|Life is what you make of it mostly|
We shouldn’t fear a lonely old age because loneliness is far from inevitable, according to a study funded by the ESRC. Using data from the English Longitudinal Study of Ageing (ELSA), Professor Christina Victor’s research suggests only 10% of people over 50 complain of significant loneliness – a figure which has remained unchanged since the 1940s.
“One of the major stereotypes prevalent in our society is that old age is almost guaranteed to be a time of loneliness,” suggests Professor Victor, from Brunel University London. “Interestingly our findings indicate this ‘lonely’ group is made up of three distinct sub-groups.
“For half of them loneliness appears to have been established for at least ten years and is, we suspect, possibly a lifelong experience.
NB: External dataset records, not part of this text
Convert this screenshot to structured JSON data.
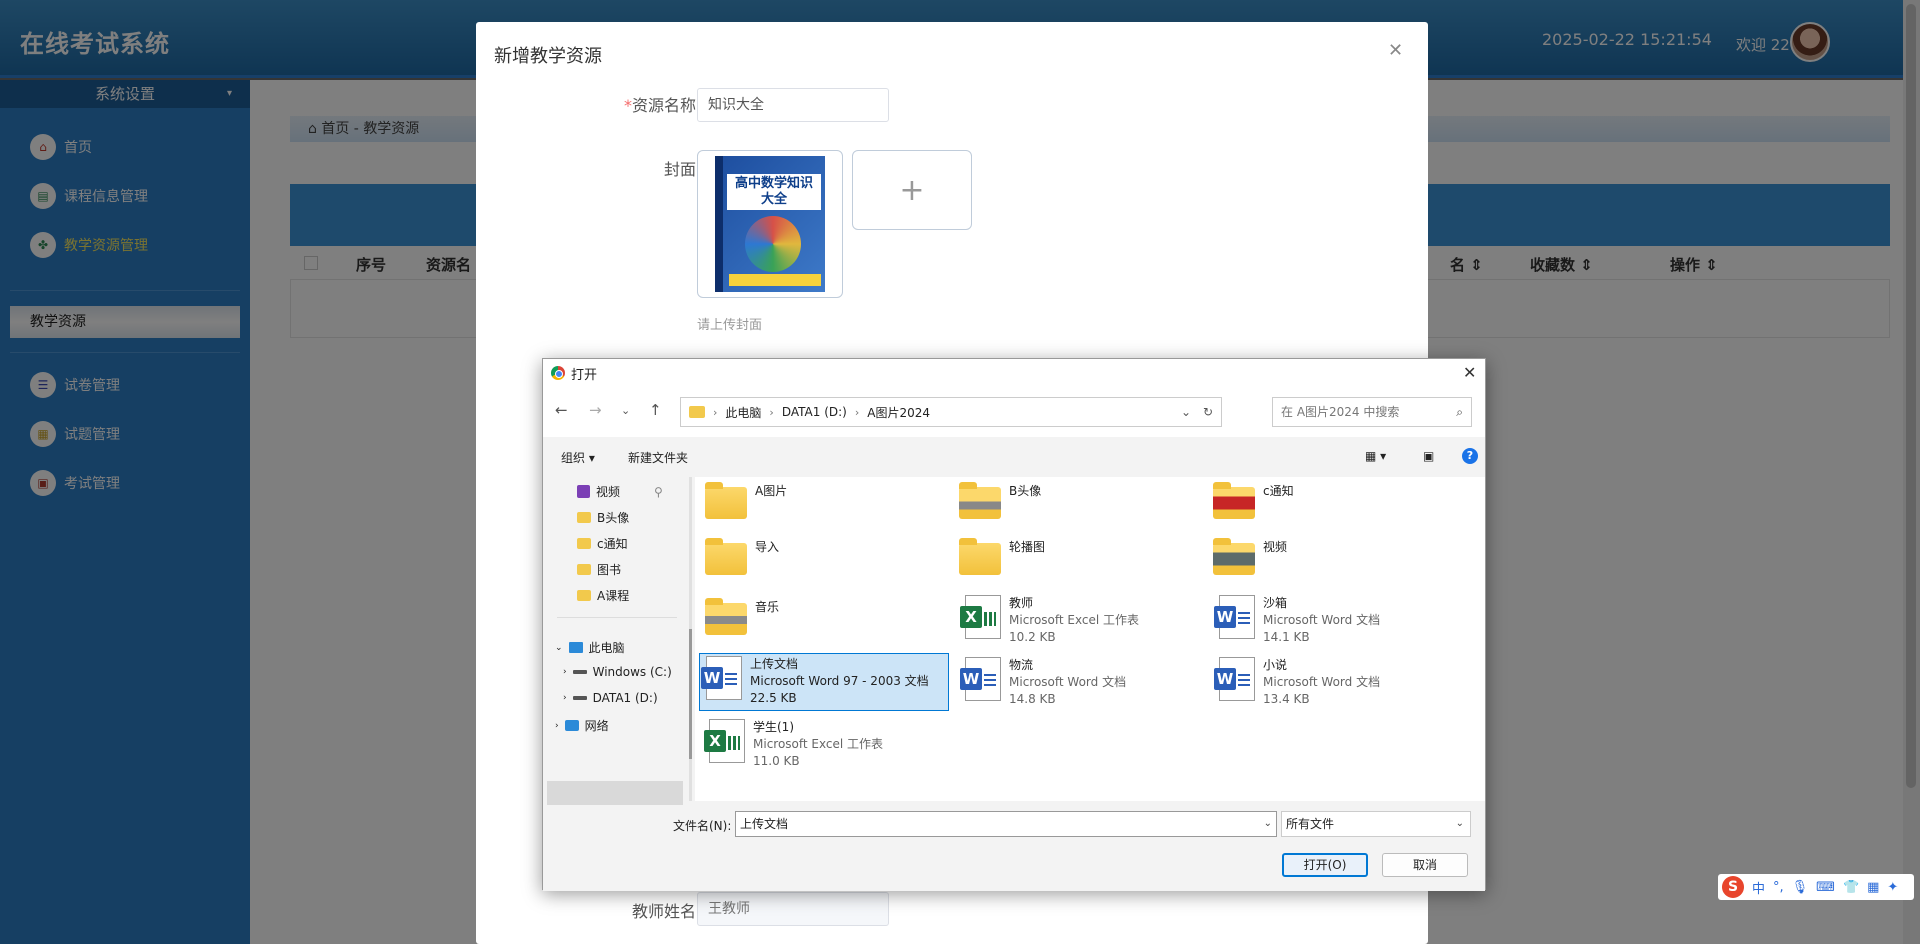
{
  "app": {
    "title": "在线考试系统",
    "datetime": "2025-02-22 15:21:54",
    "welcome": "欢迎 22"
  },
  "sidebar": {
    "header": "系统设置",
    "items": [
      {
        "label": "首页",
        "icon": "home-icon"
      },
      {
        "label": "课程信息管理",
        "icon": "course-icon"
      },
      {
        "label": "教学资源管理",
        "icon": "resource-icon"
      },
      {
        "label": "试卷管理",
        "icon": "paper-icon"
      },
      {
        "label": "试题管理",
        "icon": "question-icon"
      },
      {
        "label": "考试管理",
        "icon": "exam-icon"
      }
    ],
    "active_sub": "教学资源"
  },
  "main": {
    "breadcrumb": {
      "home": "首页",
      "sep": "-",
      "current": "教学资源"
    },
    "table_headers": [
      "序号",
      "资源名",
      "名",
      "收藏数",
      "操作"
    ]
  },
  "modal": {
    "title": "新增教学资源",
    "name_label": "资源名称",
    "name_required_mark": "*",
    "name_value": "知识大全",
    "cover_label": "封面",
    "cover_hint": "请上传封面",
    "cover_book": {
      "title": "高中数学知识大全"
    },
    "teacher_label": "教师姓名",
    "teacher_value": "王教师"
  },
  "open_dialog": {
    "title": "打开",
    "address": [
      "此电脑",
      "DATA1 (D:)",
      "A图片2024"
    ],
    "search_placeholder": "在 A图片2024 中搜索",
    "toolbar": {
      "organize": "组织 ▾",
      "new_folder": "新建文件夹"
    },
    "nav_pane": [
      {
        "label": "视频",
        "icon": "video-folder-icon"
      },
      {
        "label": "B头像",
        "icon": "folder-icon"
      },
      {
        "label": "c通知",
        "icon": "folder-icon"
      },
      {
        "label": "图书",
        "icon": "folder-icon"
      },
      {
        "label": "A课程",
        "icon": "folder-icon"
      },
      {
        "label": "此电脑",
        "icon": "pc-icon"
      },
      {
        "label": "Windows (C:)",
        "icon": "drive-icon"
      },
      {
        "label": "DATA1 (D:)",
        "icon": "drive-icon"
      },
      {
        "label": "网络",
        "icon": "network-icon"
      }
    ],
    "files": [
      {
        "name": "A图片",
        "kind": "folder"
      },
      {
        "name": "B头像",
        "kind": "folder-img"
      },
      {
        "name": "c通知",
        "kind": "folder-red"
      },
      {
        "name": "导入",
        "kind": "folder"
      },
      {
        "name": "轮播图",
        "kind": "folder"
      },
      {
        "name": "视频",
        "kind": "folder-dark"
      },
      {
        "name": "音乐",
        "kind": "folder-music"
      },
      {
        "name": "教师",
        "kind": "excel",
        "type": "Microsoft Excel 工作表",
        "size": "10.2 KB"
      },
      {
        "name": "沙箱",
        "kind": "word",
        "type": "Microsoft Word 文档",
        "size": "14.1 KB"
      },
      {
        "name": "上传文档",
        "kind": "word",
        "type": "Microsoft Word 97 - 2003 文档",
        "size": "22.5 KB"
      },
      {
        "name": "物流",
        "kind": "word",
        "type": "Microsoft Word 文档",
        "size": "14.8 KB"
      },
      {
        "name": "小说",
        "kind": "word",
        "type": "Microsoft Word 文档",
        "size": "13.4 KB"
      },
      {
        "name": "学生(1)",
        "kind": "excel",
        "type": "Microsoft Excel 工作表",
        "size": "11.0 KB"
      }
    ],
    "filename_label": "文件名(N):",
    "filename_value": "上传文档",
    "filetype_value": "所有文件",
    "open_button": "打开(O)",
    "cancel_button": "取消"
  },
  "ime": {
    "brand": "S",
    "mode": "中"
  }
}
Then we have ‘lonely’ people who are moving into loneliness (possibly due to a bereavement) and those moving out of loneliness (perhaps because they have adjusted to changed circumstances). Crucially, lonely people are not a heterogeneous group.”
… “One of our most interesting findings is that expectations of loneliness are strongly associated with loneliness outcomes,” she explains. “In other words, loneliness is almost a self-fulfilling prophecy: those who believed that loneliness was a normal part of ageing, were more likely experience loneliness as they grew older.” And while pets do not necessarily protect against loneliness, strong social networks certainly do.